▶ [PROBLEM DESCRIPTION]: If a line of the material contains "CLOSE", copy it.

▶ [RECORDS FOR THE TASK]:

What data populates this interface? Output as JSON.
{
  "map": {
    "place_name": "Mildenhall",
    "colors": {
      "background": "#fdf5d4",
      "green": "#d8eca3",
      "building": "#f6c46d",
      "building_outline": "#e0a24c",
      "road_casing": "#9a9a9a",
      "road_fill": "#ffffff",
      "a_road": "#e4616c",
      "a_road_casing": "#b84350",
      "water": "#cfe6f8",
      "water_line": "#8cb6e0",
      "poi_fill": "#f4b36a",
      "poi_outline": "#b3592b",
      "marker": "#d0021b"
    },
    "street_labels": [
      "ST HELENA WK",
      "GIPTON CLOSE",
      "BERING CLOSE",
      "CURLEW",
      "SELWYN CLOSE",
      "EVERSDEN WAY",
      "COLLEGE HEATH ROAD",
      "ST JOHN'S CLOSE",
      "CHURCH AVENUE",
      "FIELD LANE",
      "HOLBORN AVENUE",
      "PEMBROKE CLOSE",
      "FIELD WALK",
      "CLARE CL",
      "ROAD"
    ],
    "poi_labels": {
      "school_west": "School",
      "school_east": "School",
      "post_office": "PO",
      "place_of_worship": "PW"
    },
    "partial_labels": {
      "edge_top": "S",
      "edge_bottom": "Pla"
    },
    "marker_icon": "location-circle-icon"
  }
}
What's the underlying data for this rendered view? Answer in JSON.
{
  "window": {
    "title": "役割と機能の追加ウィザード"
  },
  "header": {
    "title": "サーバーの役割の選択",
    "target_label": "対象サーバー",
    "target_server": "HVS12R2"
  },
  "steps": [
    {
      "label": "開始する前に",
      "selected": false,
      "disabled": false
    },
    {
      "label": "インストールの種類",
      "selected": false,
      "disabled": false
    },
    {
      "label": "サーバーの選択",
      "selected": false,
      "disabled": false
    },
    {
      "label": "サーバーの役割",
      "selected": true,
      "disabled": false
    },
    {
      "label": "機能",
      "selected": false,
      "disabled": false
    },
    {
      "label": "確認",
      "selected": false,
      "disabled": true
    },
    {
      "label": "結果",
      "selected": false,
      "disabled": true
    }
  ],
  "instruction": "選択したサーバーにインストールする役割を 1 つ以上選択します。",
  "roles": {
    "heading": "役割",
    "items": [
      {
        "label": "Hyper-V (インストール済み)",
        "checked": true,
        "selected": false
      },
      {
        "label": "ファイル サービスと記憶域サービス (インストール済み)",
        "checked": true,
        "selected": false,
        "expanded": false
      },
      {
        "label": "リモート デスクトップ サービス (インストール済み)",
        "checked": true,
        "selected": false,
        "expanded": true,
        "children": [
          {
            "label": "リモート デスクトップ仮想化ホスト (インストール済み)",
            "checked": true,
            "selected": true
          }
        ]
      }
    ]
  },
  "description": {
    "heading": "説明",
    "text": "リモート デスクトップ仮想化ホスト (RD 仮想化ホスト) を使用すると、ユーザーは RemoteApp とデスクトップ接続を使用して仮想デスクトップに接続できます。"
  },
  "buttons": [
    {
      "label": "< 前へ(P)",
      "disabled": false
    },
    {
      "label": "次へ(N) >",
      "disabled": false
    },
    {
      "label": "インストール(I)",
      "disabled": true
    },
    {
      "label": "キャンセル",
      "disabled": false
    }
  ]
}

▶ [WRITTEN REPLY]:
      "GIPTON CLOSE",
      "BERING CLOSE",
      "SELWYN CLOSE",
      "ST JOHN'S CLOSE",
      "PEMBROKE CLOSE",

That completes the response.